# PROBLEM DESCRIPTION
Return the records, each one exactly as written.

★ ★ ★ ★ ★

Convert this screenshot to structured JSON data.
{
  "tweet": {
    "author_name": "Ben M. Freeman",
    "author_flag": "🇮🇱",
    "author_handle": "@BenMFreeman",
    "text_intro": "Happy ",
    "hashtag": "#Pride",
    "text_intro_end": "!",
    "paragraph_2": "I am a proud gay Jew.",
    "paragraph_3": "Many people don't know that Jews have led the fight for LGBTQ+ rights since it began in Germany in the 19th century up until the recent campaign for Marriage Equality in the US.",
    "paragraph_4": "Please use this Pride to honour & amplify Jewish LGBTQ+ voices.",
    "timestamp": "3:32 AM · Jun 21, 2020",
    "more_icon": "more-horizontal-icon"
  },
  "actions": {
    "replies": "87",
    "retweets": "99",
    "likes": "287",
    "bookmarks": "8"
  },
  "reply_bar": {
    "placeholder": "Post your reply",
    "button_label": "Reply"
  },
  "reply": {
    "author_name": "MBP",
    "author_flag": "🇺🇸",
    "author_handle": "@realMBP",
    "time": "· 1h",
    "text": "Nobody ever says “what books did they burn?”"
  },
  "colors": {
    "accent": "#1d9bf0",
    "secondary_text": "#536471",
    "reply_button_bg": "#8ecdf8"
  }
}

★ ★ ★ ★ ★

# REPLY
Convert this screenshot to structured JSON data.
{
  "tweet": {
    "author_name": "Ben M. Freeman",
    "author_flag": "🇮🇱",
    "author_handle": "@BenMFreeman",
    "text_intro": "Happy ",
    "hashtag": "#Pride",
    "text_intro_end": "!",
    "paragraph_2": "I am a proud gay Jew.",
    "paragraph_3": "Many people don't know that Jews have led the fight for LGBTQ+ rights since it began in Germany in the 19th century up until the recent campaign for Marriage Equality in the US.",
    "paragraph_4": "Please use this Pride to honour & amplify Jewish LGBTQ+ voices.",
    "timestamp": "3:32 AM · Jun 21, 2020",
    "more_icon": "more-horizontal-icon"
  },
  "actions": {
    "replies": "87",
    "retweets": "99",
    "likes": "287",
    "bookmarks": "8"
  },
  "reply_bar": {
    "placeholder": "Post your reply",
    "button_label": "Reply"
  },
  "reply": {
    "author_name": "MBP",
    "author_flag": "🇺🇸",
    "author_handle": "@realMBP",
    "time": "· 1h",
    "text": "Nobody ever says “what books did they burn?”"
  },
  "colors": {
    "accent": "#1d9bf0",
    "secondary_text": "#536471",
    "reply_button_bg": "#8ecdf8"
  }
}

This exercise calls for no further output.